As soon as we learned that our home was okay to live in, we started checking on friends and ward members to see how they were. For most of them, the news was not as good. Most had gotten floodwaters into their homes. We quickly learned that the ward and stake members were meeting at the church to get organized to help victims of Hurricane Ike. I drove my pickup over to the church and volunteer to help. Being an avid photographer, I took my camera with me. Because I knew the island well and had a pickup, I was volunteered to run supplies and equipment to the different locations where volunteers were helping Hurricane Ike victims. Traveling all over the island, I was able to take a lot of photos of the destruction to our island caused by Hurricane Ike. 

As I traveled around the island helping Hurricane Ike victims, it quickly became obvious how deep the storm surge on the island had gotten and how much damage it had done. The most obvious sign of how deep the water had gotten on the island was the many boats that had been lifted from their docks and deposited in parking lots and roadways. The shrimp boat in the photo had been docked at the 19th street pier prior to Hurricane Ike and was now resting in the parking lot of a restaurant 2 blocks to the west. While the boats, like the one in the photo, where an outward sign of the depth of the storm surge, the most tragic was inside the homes I visited. So many personal items were lost and to me, an avid photographer since the age of 18, it was most heartbreaking to see all the water-soaked family photos and photo albums that were lost. Many items lost to this storm could be replaced, but the photos could not. We had taken our photos with us when we left, but many did not; the salt water from the Gulf of Mexico destroyed their wonderful photographic history. 

Now, three years after Ike, the boat has been removed from the parking lot, the restaurant is back in business, and all of our friends and ward members are back in their homes. We survived Hurricane Ike and are doing well.  

—Ed Ferrin


the walk

October 3, 2011

Kathleen Francis, Oregon: The Walk

Kathleen Francis

The four girls in this photo are all my granddaughters. Three are sisters; the fourth is their cousin. All four have been through some disappointments and some sadness, and I believe that through it all I have watched them grow closer and closer to each other. They count on each other, tell secrets to each other, confide about their sadness, and whisper about their dreams. They spend a lot of time at our house, and there is never a shortage of little pink and purple clothes, teddy bears in dresses, Barbies with braids, and I-love-you notes covering the fridge. So when my family went in together to buy me a very nice camera a few years ago, fulfilling a lifelong dream I had to get involved in photography, those four little girls became my favorite photo pastime.

I have captured many moments like The Walk and have quite literally taken thousands of photos of them. The girls are very relaxed in front of a camera, and the poses come easily.

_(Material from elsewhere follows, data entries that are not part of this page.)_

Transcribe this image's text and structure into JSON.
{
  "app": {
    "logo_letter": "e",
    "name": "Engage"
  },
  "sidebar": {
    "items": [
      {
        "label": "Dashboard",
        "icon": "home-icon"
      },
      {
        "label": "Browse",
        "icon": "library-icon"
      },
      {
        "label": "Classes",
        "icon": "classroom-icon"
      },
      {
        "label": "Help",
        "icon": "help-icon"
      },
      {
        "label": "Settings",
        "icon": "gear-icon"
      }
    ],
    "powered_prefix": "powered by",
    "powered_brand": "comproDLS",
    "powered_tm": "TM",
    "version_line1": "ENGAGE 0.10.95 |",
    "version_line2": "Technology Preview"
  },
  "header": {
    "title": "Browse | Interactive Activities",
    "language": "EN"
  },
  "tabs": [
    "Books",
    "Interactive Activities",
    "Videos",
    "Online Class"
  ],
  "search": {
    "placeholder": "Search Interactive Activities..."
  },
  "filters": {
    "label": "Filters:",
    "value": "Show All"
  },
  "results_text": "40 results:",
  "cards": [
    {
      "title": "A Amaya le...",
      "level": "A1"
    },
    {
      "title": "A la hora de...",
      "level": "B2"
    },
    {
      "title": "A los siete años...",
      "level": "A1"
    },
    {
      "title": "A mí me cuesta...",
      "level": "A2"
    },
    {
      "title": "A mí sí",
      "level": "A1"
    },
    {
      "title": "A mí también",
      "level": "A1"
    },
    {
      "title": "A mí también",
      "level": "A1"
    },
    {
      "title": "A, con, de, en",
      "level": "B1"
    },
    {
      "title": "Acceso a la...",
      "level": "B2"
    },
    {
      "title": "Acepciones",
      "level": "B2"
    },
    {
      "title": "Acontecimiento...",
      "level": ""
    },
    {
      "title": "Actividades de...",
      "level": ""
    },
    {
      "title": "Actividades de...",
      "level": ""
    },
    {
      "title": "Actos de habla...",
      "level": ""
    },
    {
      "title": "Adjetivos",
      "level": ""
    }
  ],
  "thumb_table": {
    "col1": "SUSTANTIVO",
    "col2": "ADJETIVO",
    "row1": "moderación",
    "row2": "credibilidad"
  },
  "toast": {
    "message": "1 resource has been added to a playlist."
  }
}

The Walk was a photo taken in the summer of 2010, on a dirt road that seemingly led to nowhere. I thought it looked so lonely, but the girls holding hands, and giggling as they walked away from me, brought to my mind the thought that as long as they had each other, they would never be alone—never without a friendly face, a hand to hold—for they are truly best friends, not just because they’re family but because they love each other. Thus came the saying, “As long as we have each other, we will never walk alone.”

—Kathleen Francis